Lushetsky said hundreds of companies have submitted questions and comments in response to an Army Corps of Engineers' draft request for bids.

None of this will be easy money, however, officials warned at the Army-Air Force conference. The relatively low cost of coat and gas could deter investors, said Terry Yonkers, assistant secretary of the Air Force for installations, environment and logistics. "The challenge for industry is how to do this in today's environment when fossil fuels are still pretty darn competitive."

Another caveat for potential contractors--especially commercial energy firms and utilities that might not be familiar with the Defense Department--is that each branch of the military manages renewable energy programs differently, Yonkers said. "To do business with the Defense Department you have to learn three different systems," he said. Senior officials from the three services are looking to standardize requests for bids, contracts and evaluations, but that could take a long time. "We are looking at how we can put one face to the private sector," Yonkers said.

The Army's upcoming bids for large-scale renewable energy projects will be closely watched, as they could offer valuable clues to companies that are seeking to break into this market.

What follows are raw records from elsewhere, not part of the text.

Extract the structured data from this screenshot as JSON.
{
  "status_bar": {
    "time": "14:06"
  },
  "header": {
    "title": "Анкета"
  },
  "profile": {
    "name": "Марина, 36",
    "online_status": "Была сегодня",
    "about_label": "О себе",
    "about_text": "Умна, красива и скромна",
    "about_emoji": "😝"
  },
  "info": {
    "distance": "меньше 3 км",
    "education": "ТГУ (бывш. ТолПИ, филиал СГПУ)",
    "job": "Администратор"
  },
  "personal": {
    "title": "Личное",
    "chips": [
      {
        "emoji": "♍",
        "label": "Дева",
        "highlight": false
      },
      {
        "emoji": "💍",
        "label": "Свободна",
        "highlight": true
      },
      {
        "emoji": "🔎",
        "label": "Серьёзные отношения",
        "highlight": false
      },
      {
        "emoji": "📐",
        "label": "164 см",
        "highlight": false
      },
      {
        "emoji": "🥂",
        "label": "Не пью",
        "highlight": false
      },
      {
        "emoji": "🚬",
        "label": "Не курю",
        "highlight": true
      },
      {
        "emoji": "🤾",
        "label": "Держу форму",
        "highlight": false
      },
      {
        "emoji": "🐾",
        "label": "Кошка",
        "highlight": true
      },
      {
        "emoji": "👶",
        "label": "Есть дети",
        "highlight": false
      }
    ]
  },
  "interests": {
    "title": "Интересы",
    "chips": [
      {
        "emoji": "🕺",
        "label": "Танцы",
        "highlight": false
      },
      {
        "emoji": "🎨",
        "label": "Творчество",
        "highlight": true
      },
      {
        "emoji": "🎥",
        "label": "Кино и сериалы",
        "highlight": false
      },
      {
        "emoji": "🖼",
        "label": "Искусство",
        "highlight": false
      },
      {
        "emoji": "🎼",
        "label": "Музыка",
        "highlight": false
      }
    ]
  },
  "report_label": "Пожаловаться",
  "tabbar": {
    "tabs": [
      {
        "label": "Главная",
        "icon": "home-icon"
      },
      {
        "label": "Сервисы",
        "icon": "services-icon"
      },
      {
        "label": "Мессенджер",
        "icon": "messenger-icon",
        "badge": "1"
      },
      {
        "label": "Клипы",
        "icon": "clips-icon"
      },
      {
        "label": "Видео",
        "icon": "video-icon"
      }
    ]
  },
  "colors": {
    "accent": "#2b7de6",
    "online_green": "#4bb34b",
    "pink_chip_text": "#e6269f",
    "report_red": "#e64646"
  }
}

Lushetsky cites four green-tech projects that could get under way over the next several months: 20 megawatt solar at Fort Bliss, Texas; 20 megawatt solar at Fort Irwin, Calif. …